WHAT IS REQUIRED ▸
Without changing a word, repeat the data, and include no pictures.

DATASET EXTRACT ▸
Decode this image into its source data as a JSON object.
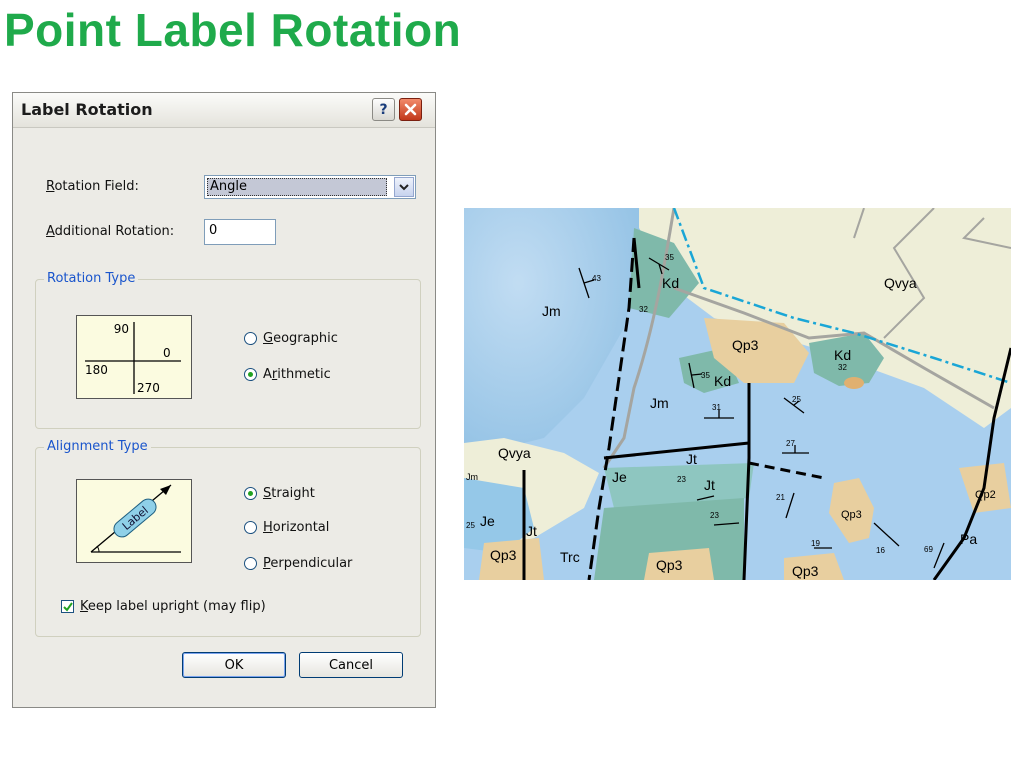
{
  "slide": {
    "title": "Point Label Rotation"
  },
  "dialog": {
    "title": "Label Rotation",
    "help_glyph": "?",
    "rotation_field": {
      "label_prefix": "R",
      "label_rest": "otation Field:",
      "value": "Angle"
    },
    "additional_rotation": {
      "label_prefix": "A",
      "label_rest": "dditional Rotation:",
      "value": "0"
    },
    "rotation_type": {
      "legend": "Rotation Type",
      "diagram": {
        "top": "90",
        "right": "0",
        "left": "180",
        "bottom": "270"
      },
      "options": [
        {
          "u": "G",
          "rest": "eographic",
          "selected": false
        },
        {
          "pre": "A",
          "u": "r",
          "rest": "ithmetic",
          "selected": true
        }
      ]
    },
    "alignment_type": {
      "legend": "Alignment Type",
      "diagram_label": "Label",
      "options": [
        {
          "u": "S",
          "rest": "traight",
          "selected": true
        },
        {
          "u": "H",
          "rest": "orizontal",
          "selected": false
        },
        {
          "u": "P",
          "rest": "erpendicular",
          "selected": false
        }
      ]
    },
    "keep_upright": {
      "u": "K",
      "rest": "eep label upright (may flip)",
      "checked": true
    },
    "ok_label": "OK",
    "cancel_label": "Cancel"
  },
  "map": {
    "units": [
      "Jm",
      "Kd",
      "Kd",
      "Kd",
      "Qp3",
      "Qvya",
      "Qvya",
      "Je",
      "Je",
      "Jm",
      "Jt",
      "Jt",
      "Jt",
      "Jm",
      "Trc",
      "Qp3",
      "Qp3",
      "Qp3",
      "Qp3",
      "Qp2",
      "Pa"
    ],
    "dips": [
      "43",
      "35",
      "32",
      "35",
      "32",
      "31",
      "25",
      "27",
      "23",
      "23",
      "21",
      "19",
      "16",
      "69",
      "25"
    ]
  },
  "colors": {
    "title_green": "#1faa4b",
    "legend_blue": "#1a55cc",
    "fault_line": "#000000",
    "boundary_cyan": "#1aa6d6"
  }
}
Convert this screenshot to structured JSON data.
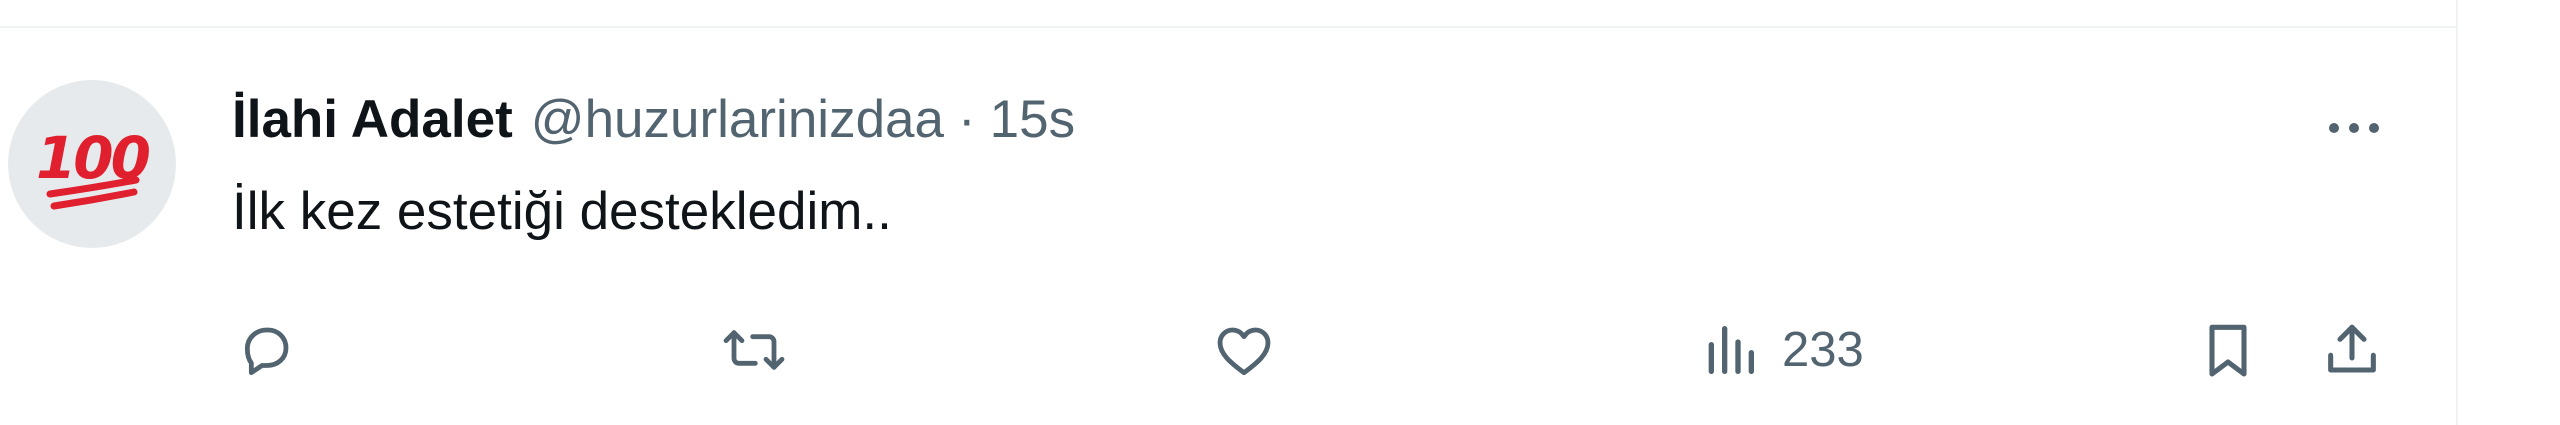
{
  "tweet": {
    "display_name": "İlahi Adalet",
    "handle": "@huzurlarinizdaa",
    "separator": "·",
    "time": "15s",
    "text": "İlk kez estetiği destekledim..",
    "avatar": {
      "icon": "hundred-points-emoji",
      "glyph_text": "100",
      "color": "#e0202e",
      "background": "#e7eaec"
    }
  },
  "actions": {
    "reply": {
      "icon": "reply-icon"
    },
    "retweet": {
      "icon": "retweet-icon"
    },
    "like": {
      "icon": "heart-icon"
    },
    "views": {
      "icon": "views-chart-icon",
      "count": "233"
    },
    "bookmark": {
      "icon": "bookmark-icon"
    },
    "share": {
      "icon": "share-icon"
    },
    "more": {
      "icon": "more-horizontal-icon"
    }
  },
  "colors": {
    "text_primary": "#0f1419",
    "text_secondary": "#536471",
    "divider": "#eff3f4"
  }
}
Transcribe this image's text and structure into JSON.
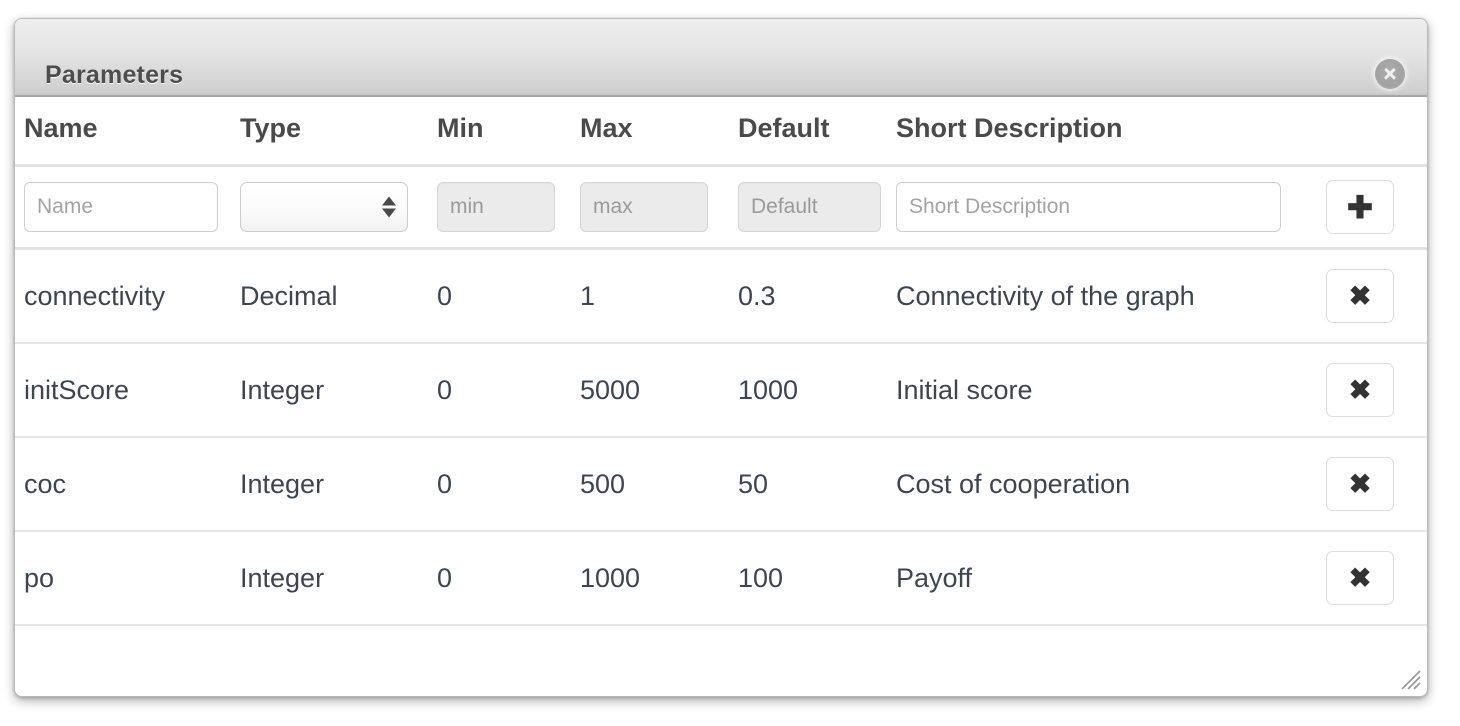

SOLUTION TO THIS TASK ▸
Decode this image into its source data as a JSON object.
{
  "slide": {
    "title": "Point Label Rotation"
  },
  "dialog": {
    "title": "Label Rotation",
    "help_glyph": "?",
    "rotation_field": {
      "label_prefix": "R",
      "label_rest": "otation Field:",
      "value": "Angle"
    },
    "additional_rotation": {
      "label_prefix": "A",
      "label_rest": "dditional Rotation:",
      "value": "0"
    },
    "rotation_type": {
      "legend": "Rotation Type",
      "diagram": {
        "top": "90",
        "right": "0",
        "left": "180",
        "bottom": "270"
      },
      "options": [
        {
          "u": "G",
          "rest": "eographic",
          "selected": false
        },
        {
          "pre": "A",
          "u": "r",
          "rest": "ithmetic",
          "selected": true
        }
      ]
    },
    "alignment_type": {
      "legend": "Alignment Type",
      "diagram_label": "Label",
      "options": [
        {
          "u": "S",
          "rest": "traight",
          "selected": true
        },
        {
          "u": "H",
          "rest": "orizontal",
          "selected": false
        },
        {
          "u": "P",
          "rest": "erpendicular",
          "selected": false
        }
      ]
    },
    "keep_upright": {
      "u": "K",
      "rest": "eep label upright (may flip)",
      "checked": true
    },
    "ok_label": "OK",
    "cancel_label": "Cancel"
  },
  "map": {
    "units": [
      "Jm",
      "Kd",
      "Kd",
      "Kd",
      "Qp3",
      "Qvya",
      "Qvya",
      "Je",
      "Je",
      "Jm",
      "Jt",
      "Jt",
      "Jt",
      "Jm",
      "Trc",
      "Qp3",
      "Qp3",
      "Qp3",
      "Qp3",
      "Qp2",
      "Pa"
    ],
    "dips": [
      "43",
      "35",
      "32",
      "35",
      "32",
      "31",
      "25",
      "27",
      "23",
      "23",
      "21",
      "19",
      "16",
      "69",
      "25"
    ]
  },
  "colors": {
    "title_green": "#1faa4b",
    "legend_blue": "#1a55cc",
    "fault_line": "#000000",
    "boundary_cyan": "#1aa6d6"
  }
}
Convert this screenshot to structured JSON data.
{
  "tweet": {
    "display_name": "İlahi Adalet",
    "handle": "@huzurlarinizdaa",
    "separator": "·",
    "time": "15s",
    "text": "İlk kez estetiği destekledim..",
    "avatar": {
      "icon": "hundred-points-emoji",
      "glyph_text": "100",
      "color": "#e0202e",
      "background": "#e7eaec"
    }
  },
  "actions": {
    "reply": {
      "icon": "reply-icon"
    },
    "retweet": {
      "icon": "retweet-icon"
    },
    "like": {
      "icon": "heart-icon"
    },
    "views": {
      "icon": "views-chart-icon",
      "count": "233"
    },
    "bookmark": {
      "icon": "bookmark-icon"
    },
    "share": {
      "icon": "share-icon"
    },
    "more": {
      "icon": "more-horizontal-icon"
    }
  },
  "colors": {
    "text_primary": "#0f1419",
    "text_secondary": "#536471",
    "divider": "#eff3f4"
  }
}
Transcribe this image's text and structure into JSON.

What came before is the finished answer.